[19] While this holding is limited to corporate defendants, individuals are subject to long-arm jurisdiction in New Jersey, R. 4:4-4(e), and I agree with plaintiffs that "[t]here is no logical reason to treat corporate and individual defendants in a different manner." Lackovic v. New England Paper Tube Co., Inc., supra, 127 N.J.Super. at 398, 317 A.2d at 429. One court has held that it does not deny equal protection of the laws to apply a tolling statute to an individual defendant subject to substituted service pursuant to a nonresident motorist statute because of the latter statute's requirement of actual notice to the defendant for a personal judgment and the difficulty of locating an individual in another state. Vaughn v. Deitz, 430 S.W.2d 487 (Tex.1968). However, the burdens on plaintiffs found so onerous by that court are minimized in New Jersey practice. In New Jersey, an action is commenced by filing a complaint with the court, R. 4:2-2, and a summons is to be issued and served 10 days thereafter. R. 4:4-1. However, liberal relief is granted from the 10-day service rule where the plaintiff uses due diligence to find the defendant. See Cooke v. Yarrington, 62 N.J. 123, 299 A.2d 400 (1973); X-L Liquors, Inc. v. Taylor, 17 N.J. 444, 454, 111 A.2d 753 (1955). Thus, there is no prejudice to plaintiffs in requiring them to file a complaint within the limitations period where their cause of action will be preserved so long as they make reasonable efforts to find the defendant.

[20] I express no view on the rule of Lemke v. Bailey, supra, but note that any defendant subject to service under the New Jersey nonresident motorist statute, N.J.S.A. 39:7-2, is also amenable to long-arm jurisdiction.

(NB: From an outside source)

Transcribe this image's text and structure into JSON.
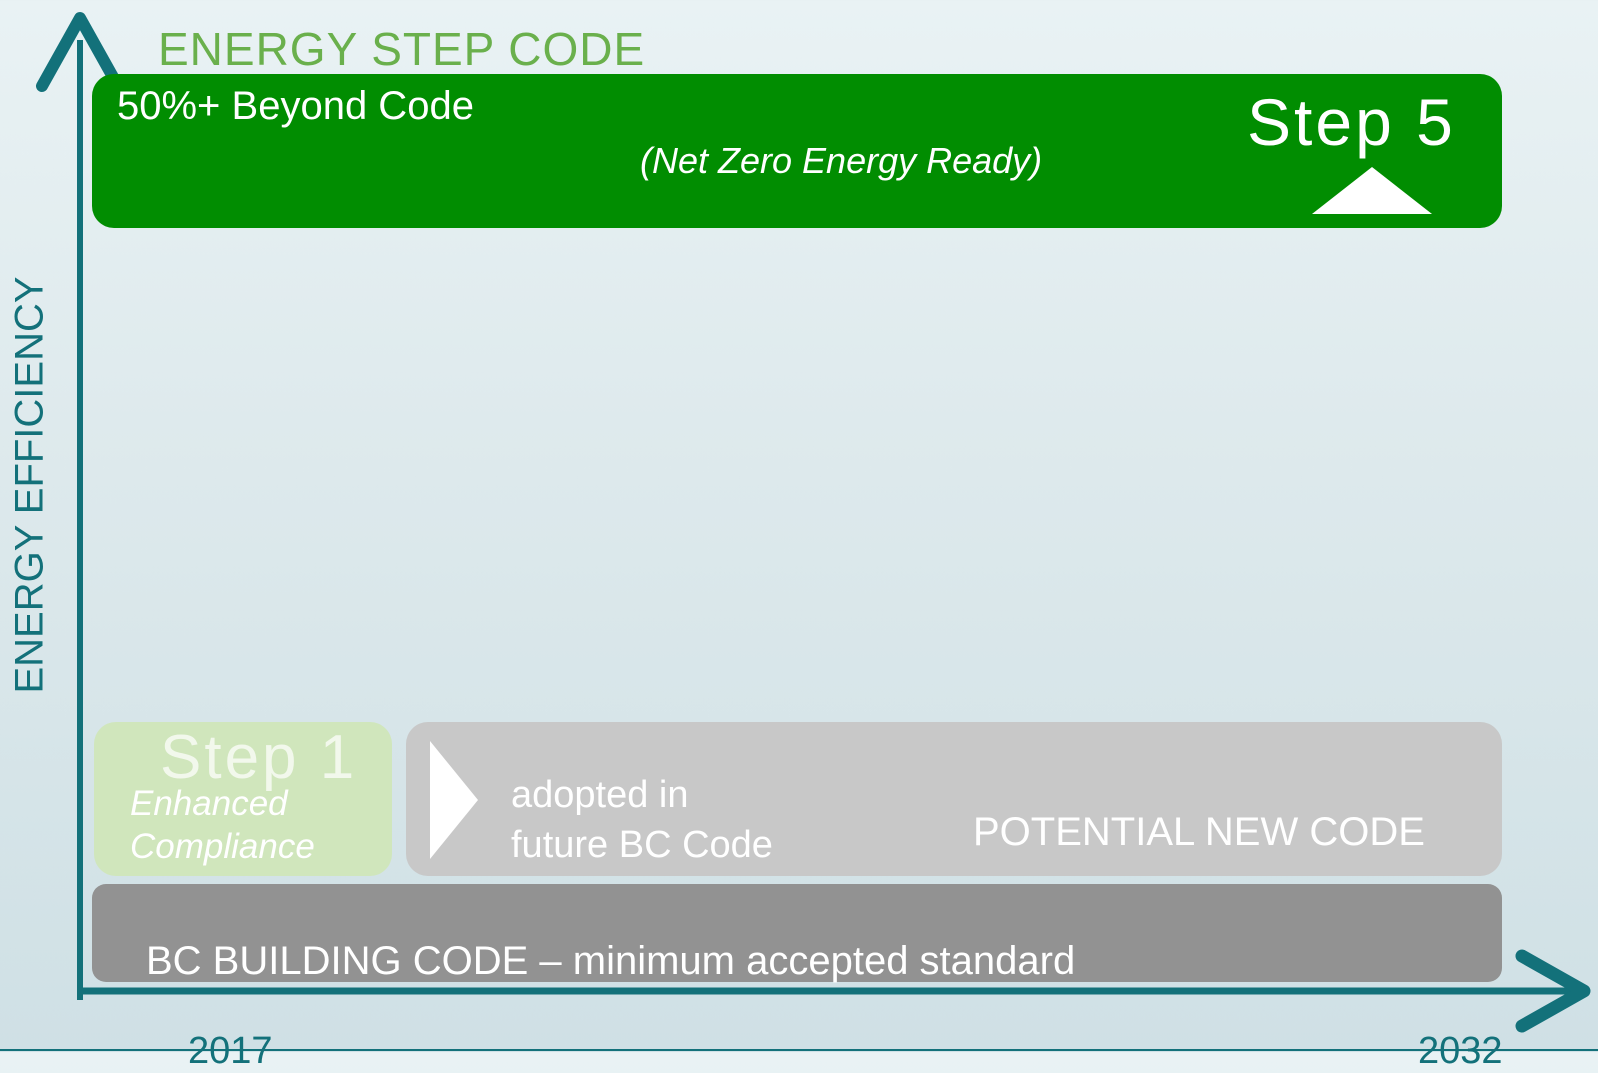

[21] Of the 42 states which have considered the question, 38 take the majority position. See 94 A.L.R. 485 (1935); 119 A.L.R. 859 (1939); 17 A.L.R.2d 502 (1951); 55 A.L.R.3d 1158 (1974).

Contra:

 
  New Jersey :  Lemke v. Bailey, 41 N.J. 295, 196 A.2d 523 (1963).
  Ohio       :  Couts v. Rose, 152 Ohio St. 458,
                90 N.E.2d 139 (1950). However,
                the Ohio courts have taken a different
                approach to corporations.
                See Partis v. Miller Equipment
                Co., 324 F. Supp. 898 (N.D.Ohio
                1970), aff'd, 439 F.2d 262 (6th
                Cir. 1971).
  S. Carolina:  Macri v. Flaherty, 115 F. Supp. 739 (E.D.S.C.1953).
  Texas      :  Dietz v. Vaughn, 423 S.W.2d 113
                (Civ.App.1967), aff'd, 430 S.W.2d 487 (Tex.1968).